Ex-Enron CEO Jeff Skilling Gets 24 Years

Barring appeal, Jeff Skilling will likely spend the rest of his life behind bars. [Update: Well, maybe not. He’s a month shy of 53 now, so he’d be 77 at the end of a full sentence.]

Jeffrey Skilling was sentenced to 24 years in prison Monday for his role in the fraud at Enron that brought down the nation’s seventh-largest company and came to stand as a symbol for an era of corporate fraud in America. Judge Sim Lake announced the sentence in a packed courtroom in the federal courthouse in Houston.

Skilling was convicted in May on 19 counts of fraud, insider trading and conspiracy while chief executive at Enron. More than 4,000 Enron employees lost their jobs – and many their life savings – when the company declared bankruptcy in December 2001. Investors lost billions.

While that’s more than most murderers get if they haven’t been convicted of previous crimes, it’s arguable that Skilling and company did more damage to society.

FILED UNDER: Economics and Business, Law and the Courts,
James Joyner
About James Joyner
James Joyner is Professor and Department Head of Security Studies at Marine Corps University's Command and Staff College and a nonresident senior fellow at the Scowcroft Center for Strategy and Security at the Atlantic Council. He's a former Army officer and Desert Storm vet. Views expressed here are his own. Follow James on Twitter @DrJJoyner.

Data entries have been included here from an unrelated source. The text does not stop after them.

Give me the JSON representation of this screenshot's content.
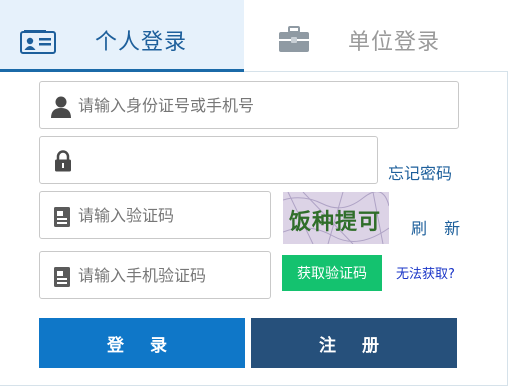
{
  "tabs": {
    "personal": {
      "label": "个人登录",
      "icon": "id-card-icon"
    },
    "unit": {
      "label": "单位登录",
      "icon": "briefcase-icon"
    }
  },
  "form": {
    "id_field": {
      "placeholder": "请输入身份证号或手机号",
      "value": "",
      "icon": "user-icon"
    },
    "password_field": {
      "placeholder": "",
      "value": "",
      "icon": "lock-icon"
    },
    "forgot_password": "忘记密码",
    "captcha_field": {
      "placeholder": "请输入验证码",
      "value": "",
      "icon": "card-icon"
    },
    "captcha_text": "饭种提可",
    "refresh": "刷 新",
    "sms_field": {
      "placeholder": "请输入手机验证码",
      "value": "",
      "icon": "card-icon"
    },
    "get_sms_code": "获取验证码",
    "cannot_get": "无法获取?"
  },
  "buttons": {
    "login": "登 录",
    "register": "注 册"
  },
  "colors": {
    "active_tab_bg": "#e6f1fb",
    "active_tab_text": "#1d5f9b",
    "login_button": "#0f77c8",
    "register_button": "#26507b",
    "sms_button": "#14c26f"
  }
}
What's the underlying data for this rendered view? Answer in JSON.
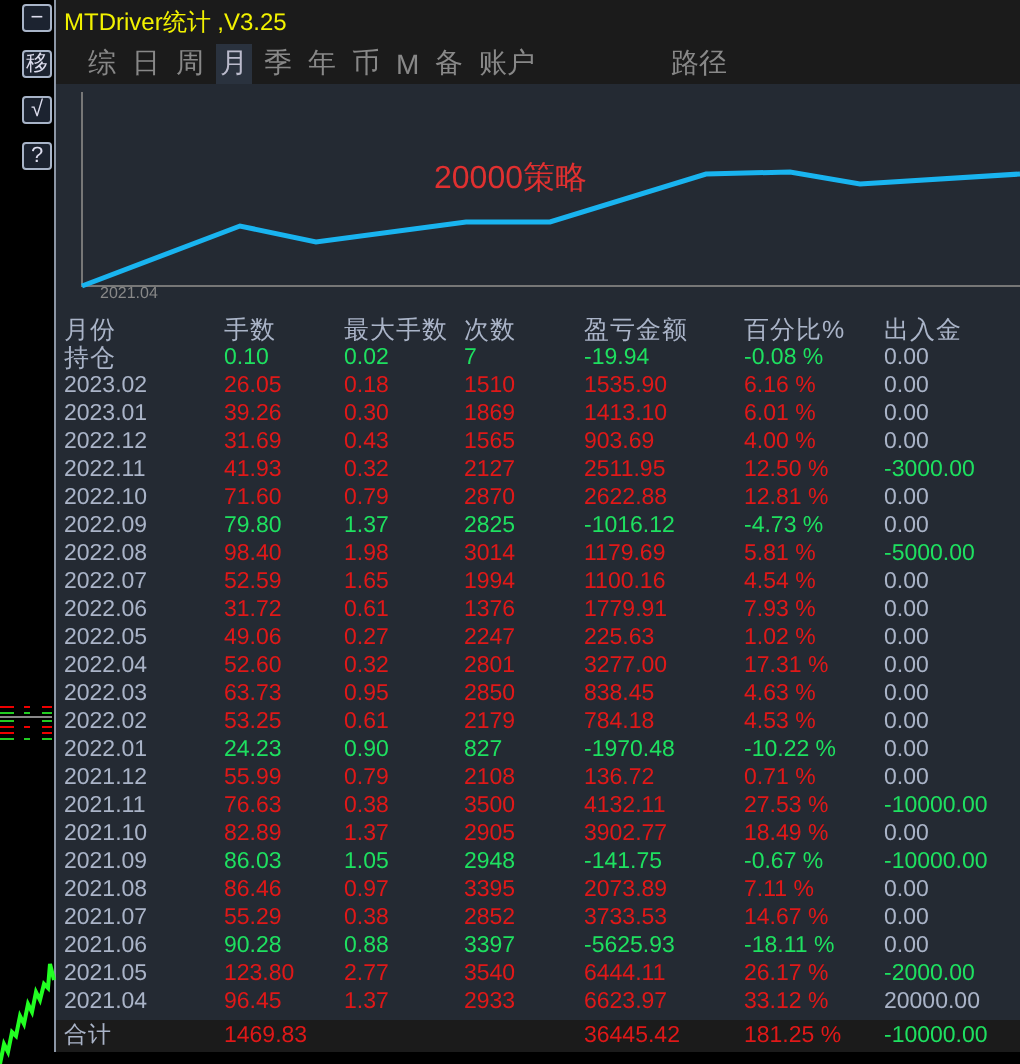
{
  "side_buttons": [
    {
      "label": "−"
    },
    {
      "label": "移"
    },
    {
      "label": "√"
    },
    {
      "label": "?"
    }
  ],
  "window": {
    "title": "MTDriver统计 ,V3.25"
  },
  "tabs": [
    {
      "label": "综",
      "selected": false
    },
    {
      "label": "日",
      "selected": false
    },
    {
      "label": "周",
      "selected": false
    },
    {
      "label": "月",
      "selected": true
    },
    {
      "label": "季",
      "selected": false
    },
    {
      "label": "年",
      "selected": false
    },
    {
      "label": "币",
      "selected": false
    },
    {
      "label": "M",
      "selected": false
    },
    {
      "label": "备",
      "selected": false
    },
    {
      "label": "账户",
      "selected": false
    },
    {
      "label": "路径",
      "selected": false
    }
  ],
  "chart": {
    "title": "20000策略",
    "start_label": "2021.04"
  },
  "table": {
    "columns": [
      "月份",
      "手数",
      "最大手数",
      "次数",
      "盈亏金额",
      "百分比%",
      "出入金"
    ],
    "rows": [
      {
        "month": "持仓",
        "lots": "0.10",
        "max_lots": "0.02",
        "trades": "7",
        "pnl": "-19.94",
        "pct": "-0.08 %",
        "deposit": "0.00",
        "kind": "loss",
        "withdrawal": false
      },
      {
        "month": "2023.02",
        "lots": "26.05",
        "max_lots": "0.18",
        "trades": "1510",
        "pnl": "1535.90",
        "pct": "6.16 %",
        "deposit": "0.00",
        "kind": "profit",
        "withdrawal": false
      },
      {
        "month": "2023.01",
        "lots": "39.26",
        "max_lots": "0.30",
        "trades": "1869",
        "pnl": "1413.10",
        "pct": "6.01 %",
        "deposit": "0.00",
        "kind": "profit",
        "withdrawal": false
      },
      {
        "month": "2022.12",
        "lots": "31.69",
        "max_lots": "0.43",
        "trades": "1565",
        "pnl": "903.69",
        "pct": "4.00 %",
        "deposit": "0.00",
        "kind": "profit",
        "withdrawal": false
      },
      {
        "month": "2022.11",
        "lots": "41.93",
        "max_lots": "0.32",
        "trades": "2127",
        "pnl": "2511.95",
        "pct": "12.50 %",
        "deposit": "-3000.00",
        "kind": "profit",
        "withdrawal": true
      },
      {
        "month": "2022.10",
        "lots": "71.60",
        "max_lots": "0.79",
        "trades": "2870",
        "pnl": "2622.88",
        "pct": "12.81 %",
        "deposit": "0.00",
        "kind": "profit",
        "withdrawal": false
      },
      {
        "month": "2022.09",
        "lots": "79.80",
        "max_lots": "1.37",
        "trades": "2825",
        "pnl": "-1016.12",
        "pct": "-4.73 %",
        "deposit": "0.00",
        "kind": "loss",
        "withdrawal": false
      },
      {
        "month": "2022.08",
        "lots": "98.40",
        "max_lots": "1.98",
        "trades": "3014",
        "pnl": "1179.69",
        "pct": "5.81 %",
        "deposit": "-5000.00",
        "kind": "profit",
        "withdrawal": true
      },
      {
        "month": "2022.07",
        "lots": "52.59",
        "max_lots": "1.65",
        "trades": "1994",
        "pnl": "1100.16",
        "pct": "4.54 %",
        "deposit": "0.00",
        "kind": "profit",
        "withdrawal": false
      },
      {
        "month": "2022.06",
        "lots": "31.72",
        "max_lots": "0.61",
        "trades": "1376",
        "pnl": "1779.91",
        "pct": "7.93 %",
        "deposit": "0.00",
        "kind": "profit",
        "withdrawal": false
      },
      {
        "month": "2022.05",
        "lots": "49.06",
        "max_lots": "0.27",
        "trades": "2247",
        "pnl": "225.63",
        "pct": "1.02 %",
        "deposit": "0.00",
        "kind": "profit",
        "withdrawal": false
      },
      {
        "month": "2022.04",
        "lots": "52.60",
        "max_lots": "0.32",
        "trades": "2801",
        "pnl": "3277.00",
        "pct": "17.31 %",
        "deposit": "0.00",
        "kind": "profit",
        "withdrawal": false
      },
      {
        "month": "2022.03",
        "lots": "63.73",
        "max_lots": "0.95",
        "trades": "2850",
        "pnl": "838.45",
        "pct": "4.63 %",
        "deposit": "0.00",
        "kind": "profit",
        "withdrawal": false
      },
      {
        "month": "2022.02",
        "lots": "53.25",
        "max_lots": "0.61",
        "trades": "2179",
        "pnl": "784.18",
        "pct": "4.53 %",
        "deposit": "0.00",
        "kind": "profit",
        "withdrawal": false
      },
      {
        "month": "2022.01",
        "lots": "24.23",
        "max_lots": "0.90",
        "trades": "827",
        "pnl": "-1970.48",
        "pct": "-10.22 %",
        "deposit": "0.00",
        "kind": "loss",
        "withdrawal": false
      },
      {
        "month": "2021.12",
        "lots": "55.99",
        "max_lots": "0.79",
        "trades": "2108",
        "pnl": "136.72",
        "pct": "0.71 %",
        "deposit": "0.00",
        "kind": "profit",
        "withdrawal": false
      },
      {
        "month": "2021.11",
        "lots": "76.63",
        "max_lots": "0.38",
        "trades": "3500",
        "pnl": "4132.11",
        "pct": "27.53 %",
        "deposit": "-10000.00",
        "kind": "profit",
        "withdrawal": true
      },
      {
        "month": "2021.10",
        "lots": "82.89",
        "max_lots": "1.37",
        "trades": "2905",
        "pnl": "3902.77",
        "pct": "18.49 %",
        "deposit": "0.00",
        "kind": "profit",
        "withdrawal": false
      },
      {
        "month": "2021.09",
        "lots": "86.03",
        "max_lots": "1.05",
        "trades": "2948",
        "pnl": "-141.75",
        "pct": "-0.67 %",
        "deposit": "-10000.00",
        "kind": "loss",
        "withdrawal": true
      },
      {
        "month": "2021.08",
        "lots": "86.46",
        "max_lots": "0.97",
        "trades": "3395",
        "pnl": "2073.89",
        "pct": "7.11 %",
        "deposit": "0.00",
        "kind": "profit",
        "withdrawal": false
      },
      {
        "month": "2021.07",
        "lots": "55.29",
        "max_lots": "0.38",
        "trades": "2852",
        "pnl": "3733.53",
        "pct": "14.67 %",
        "deposit": "0.00",
        "kind": "profit",
        "withdrawal": false
      },
      {
        "month": "2021.06",
        "lots": "90.28",
        "max_lots": "0.88",
        "trades": "3397",
        "pnl": "-5625.93",
        "pct": "-18.11 %",
        "deposit": "0.00",
        "kind": "loss",
        "withdrawal": false
      },
      {
        "month": "2021.05",
        "lots": "123.80",
        "max_lots": "2.77",
        "trades": "3540",
        "pnl": "6444.11",
        "pct": "26.17 %",
        "deposit": "-2000.00",
        "kind": "profit",
        "withdrawal": true
      },
      {
        "month": "2021.04",
        "lots": "96.45",
        "max_lots": "1.37",
        "trades": "2933",
        "pnl": "6623.97",
        "pct": "33.12 %",
        "deposit": "20000.00",
        "kind": "profit",
        "withdrawal": false
      }
    ],
    "total": {
      "month": "合计",
      "lots": "1469.83",
      "pnl": "36445.42",
      "pct": "181.25 %",
      "deposit": "-10000.00",
      "kind": "profit",
      "withdrawal": true
    }
  }
}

Comments

  1. BC says:

    It’s interesting to contrast Skilling’s sentence with that given to Lynn Stewart, and muse on what this says about us as a society.

  2. Steven Plunk says:

    BC and James Joyner’s points are very true. No doubt he committed a crime but 24 years? It’s not right.

    Many of those investors were looking to get rich quick and knew the risks. The trustees of the 401k were the ones responsible for allowing so much of the pension money to be in Enron stock. The jobs that were lost are a shame but everyone runs that risk, look at the auto workers being laid off.

    This sentence isn’t about rehabilitation or deterrents, it’s about being overwhelmed by the size of the debacle. Judges should know better.

  3. Patrick McGuire says:

    He should have claimed he was too emotionally attached to his job. They would have given him 24 months.

  4. Anderson says:

    Cry me a river.